### Dataset rows for apps and sites:
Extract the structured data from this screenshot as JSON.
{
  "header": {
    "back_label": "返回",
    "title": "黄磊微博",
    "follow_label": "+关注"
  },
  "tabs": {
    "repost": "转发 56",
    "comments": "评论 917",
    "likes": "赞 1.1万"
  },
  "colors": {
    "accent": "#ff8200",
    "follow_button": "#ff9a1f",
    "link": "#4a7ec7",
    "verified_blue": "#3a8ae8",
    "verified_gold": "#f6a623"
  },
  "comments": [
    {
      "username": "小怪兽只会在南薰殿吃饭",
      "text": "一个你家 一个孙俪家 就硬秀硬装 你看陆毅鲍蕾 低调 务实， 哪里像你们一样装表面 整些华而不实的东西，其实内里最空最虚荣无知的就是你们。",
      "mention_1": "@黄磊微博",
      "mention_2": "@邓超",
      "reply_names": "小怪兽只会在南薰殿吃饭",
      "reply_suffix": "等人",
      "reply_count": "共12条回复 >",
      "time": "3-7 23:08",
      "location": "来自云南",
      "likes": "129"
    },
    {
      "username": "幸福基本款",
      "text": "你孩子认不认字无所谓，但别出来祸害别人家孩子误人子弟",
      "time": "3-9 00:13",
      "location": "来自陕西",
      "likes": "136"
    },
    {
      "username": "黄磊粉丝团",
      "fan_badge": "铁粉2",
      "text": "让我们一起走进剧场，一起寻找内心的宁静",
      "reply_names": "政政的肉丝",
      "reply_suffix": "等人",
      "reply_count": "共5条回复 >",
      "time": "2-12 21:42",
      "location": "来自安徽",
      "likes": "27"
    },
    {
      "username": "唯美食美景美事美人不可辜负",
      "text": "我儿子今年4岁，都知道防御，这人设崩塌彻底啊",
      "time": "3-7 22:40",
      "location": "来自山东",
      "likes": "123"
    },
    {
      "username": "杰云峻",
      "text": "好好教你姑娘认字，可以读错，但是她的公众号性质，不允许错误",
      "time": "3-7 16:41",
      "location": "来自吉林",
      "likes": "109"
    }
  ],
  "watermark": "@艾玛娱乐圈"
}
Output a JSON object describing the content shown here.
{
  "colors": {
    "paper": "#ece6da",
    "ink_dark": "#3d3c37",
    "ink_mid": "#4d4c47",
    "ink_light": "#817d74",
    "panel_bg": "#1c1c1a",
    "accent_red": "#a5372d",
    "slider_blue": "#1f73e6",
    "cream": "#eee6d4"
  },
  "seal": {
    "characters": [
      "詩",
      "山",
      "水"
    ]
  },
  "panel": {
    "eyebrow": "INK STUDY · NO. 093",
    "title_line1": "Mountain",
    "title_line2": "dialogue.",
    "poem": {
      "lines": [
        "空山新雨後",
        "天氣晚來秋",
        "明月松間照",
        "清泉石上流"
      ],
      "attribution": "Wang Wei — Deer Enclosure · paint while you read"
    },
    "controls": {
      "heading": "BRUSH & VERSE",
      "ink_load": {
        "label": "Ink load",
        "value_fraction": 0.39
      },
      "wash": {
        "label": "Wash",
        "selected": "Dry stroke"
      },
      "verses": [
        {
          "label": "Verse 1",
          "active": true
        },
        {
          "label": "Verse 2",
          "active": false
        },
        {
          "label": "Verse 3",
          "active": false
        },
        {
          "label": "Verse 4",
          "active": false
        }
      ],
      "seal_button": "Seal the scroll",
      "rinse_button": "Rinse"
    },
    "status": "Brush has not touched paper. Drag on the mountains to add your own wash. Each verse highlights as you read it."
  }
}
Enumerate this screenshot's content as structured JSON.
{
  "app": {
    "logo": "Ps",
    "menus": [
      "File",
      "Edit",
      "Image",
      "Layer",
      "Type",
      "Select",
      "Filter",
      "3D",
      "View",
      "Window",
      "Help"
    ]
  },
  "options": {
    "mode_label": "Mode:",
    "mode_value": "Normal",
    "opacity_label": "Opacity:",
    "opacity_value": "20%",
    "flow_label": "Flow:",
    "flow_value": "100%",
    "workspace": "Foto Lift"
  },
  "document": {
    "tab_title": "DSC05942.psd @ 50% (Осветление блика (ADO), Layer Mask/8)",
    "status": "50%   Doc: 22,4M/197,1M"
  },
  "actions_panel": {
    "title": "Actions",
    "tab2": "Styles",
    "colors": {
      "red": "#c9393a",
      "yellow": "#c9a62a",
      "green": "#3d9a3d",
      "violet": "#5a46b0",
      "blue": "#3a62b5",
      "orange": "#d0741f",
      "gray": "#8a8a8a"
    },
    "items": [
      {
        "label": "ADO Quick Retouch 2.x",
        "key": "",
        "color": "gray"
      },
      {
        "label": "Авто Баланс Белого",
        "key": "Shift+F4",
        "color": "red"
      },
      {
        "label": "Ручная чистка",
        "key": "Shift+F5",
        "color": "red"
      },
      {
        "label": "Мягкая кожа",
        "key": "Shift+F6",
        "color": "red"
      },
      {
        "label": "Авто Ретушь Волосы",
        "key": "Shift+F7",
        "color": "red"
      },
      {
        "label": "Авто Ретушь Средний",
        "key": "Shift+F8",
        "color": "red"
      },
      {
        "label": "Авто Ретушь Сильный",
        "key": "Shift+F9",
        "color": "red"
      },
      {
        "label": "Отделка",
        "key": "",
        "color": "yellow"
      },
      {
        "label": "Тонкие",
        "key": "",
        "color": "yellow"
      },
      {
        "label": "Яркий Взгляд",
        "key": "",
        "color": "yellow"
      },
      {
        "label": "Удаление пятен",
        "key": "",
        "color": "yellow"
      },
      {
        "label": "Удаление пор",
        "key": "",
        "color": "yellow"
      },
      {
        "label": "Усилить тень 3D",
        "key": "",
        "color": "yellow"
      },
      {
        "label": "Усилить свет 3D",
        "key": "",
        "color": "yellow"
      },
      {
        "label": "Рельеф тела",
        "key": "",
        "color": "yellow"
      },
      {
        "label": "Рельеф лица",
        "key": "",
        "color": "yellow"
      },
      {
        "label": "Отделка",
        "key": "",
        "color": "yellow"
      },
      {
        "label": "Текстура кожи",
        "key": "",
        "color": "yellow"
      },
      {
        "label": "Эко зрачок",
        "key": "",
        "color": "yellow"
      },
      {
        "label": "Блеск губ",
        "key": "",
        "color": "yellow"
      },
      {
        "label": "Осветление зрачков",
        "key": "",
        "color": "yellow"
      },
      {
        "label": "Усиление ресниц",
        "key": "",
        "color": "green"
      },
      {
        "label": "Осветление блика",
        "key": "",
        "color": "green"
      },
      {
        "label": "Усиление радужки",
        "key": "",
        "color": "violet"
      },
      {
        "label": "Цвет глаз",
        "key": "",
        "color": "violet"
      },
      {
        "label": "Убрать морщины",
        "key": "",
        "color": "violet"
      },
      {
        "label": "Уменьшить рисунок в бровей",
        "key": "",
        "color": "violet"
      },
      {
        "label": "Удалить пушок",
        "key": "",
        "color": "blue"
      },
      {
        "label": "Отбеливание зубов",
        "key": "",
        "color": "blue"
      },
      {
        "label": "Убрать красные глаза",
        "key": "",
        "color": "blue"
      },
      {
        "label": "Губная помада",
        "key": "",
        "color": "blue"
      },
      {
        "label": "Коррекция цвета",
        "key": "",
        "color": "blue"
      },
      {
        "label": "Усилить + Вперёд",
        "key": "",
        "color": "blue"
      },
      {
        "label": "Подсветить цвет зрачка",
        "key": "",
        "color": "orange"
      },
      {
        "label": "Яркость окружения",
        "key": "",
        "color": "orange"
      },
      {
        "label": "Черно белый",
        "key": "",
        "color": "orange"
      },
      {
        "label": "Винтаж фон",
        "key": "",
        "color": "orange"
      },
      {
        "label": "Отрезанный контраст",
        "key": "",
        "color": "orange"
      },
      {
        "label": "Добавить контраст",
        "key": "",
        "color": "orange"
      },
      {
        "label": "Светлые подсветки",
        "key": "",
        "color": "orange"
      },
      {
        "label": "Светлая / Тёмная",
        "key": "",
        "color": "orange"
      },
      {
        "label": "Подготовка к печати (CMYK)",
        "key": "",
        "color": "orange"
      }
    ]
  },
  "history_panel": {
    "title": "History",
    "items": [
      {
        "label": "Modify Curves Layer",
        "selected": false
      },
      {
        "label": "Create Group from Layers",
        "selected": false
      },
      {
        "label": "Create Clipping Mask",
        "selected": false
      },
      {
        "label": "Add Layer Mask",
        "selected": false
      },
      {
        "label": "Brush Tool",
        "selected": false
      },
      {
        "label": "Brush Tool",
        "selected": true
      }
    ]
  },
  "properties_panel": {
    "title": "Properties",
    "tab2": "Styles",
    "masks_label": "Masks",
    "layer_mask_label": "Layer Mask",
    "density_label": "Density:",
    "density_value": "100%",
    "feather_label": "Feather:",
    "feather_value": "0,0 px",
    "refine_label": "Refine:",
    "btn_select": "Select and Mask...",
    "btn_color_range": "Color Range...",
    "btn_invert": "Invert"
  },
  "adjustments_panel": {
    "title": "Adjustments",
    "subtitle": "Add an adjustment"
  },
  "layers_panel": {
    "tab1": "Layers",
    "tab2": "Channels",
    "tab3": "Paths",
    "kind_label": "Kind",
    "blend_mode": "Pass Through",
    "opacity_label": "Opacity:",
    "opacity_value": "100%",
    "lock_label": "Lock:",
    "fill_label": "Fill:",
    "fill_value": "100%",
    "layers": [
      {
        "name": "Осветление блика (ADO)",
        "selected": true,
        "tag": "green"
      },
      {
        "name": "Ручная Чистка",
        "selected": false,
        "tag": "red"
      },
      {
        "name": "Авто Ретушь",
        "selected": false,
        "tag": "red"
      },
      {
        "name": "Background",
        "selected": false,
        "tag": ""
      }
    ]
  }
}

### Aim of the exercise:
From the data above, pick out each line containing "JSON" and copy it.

### Worked solution:
Extract the structured data from this screenshot as JSON.
Output a JSON object describing the content shown here.
Enumerate this screenshot's content as structured JSON.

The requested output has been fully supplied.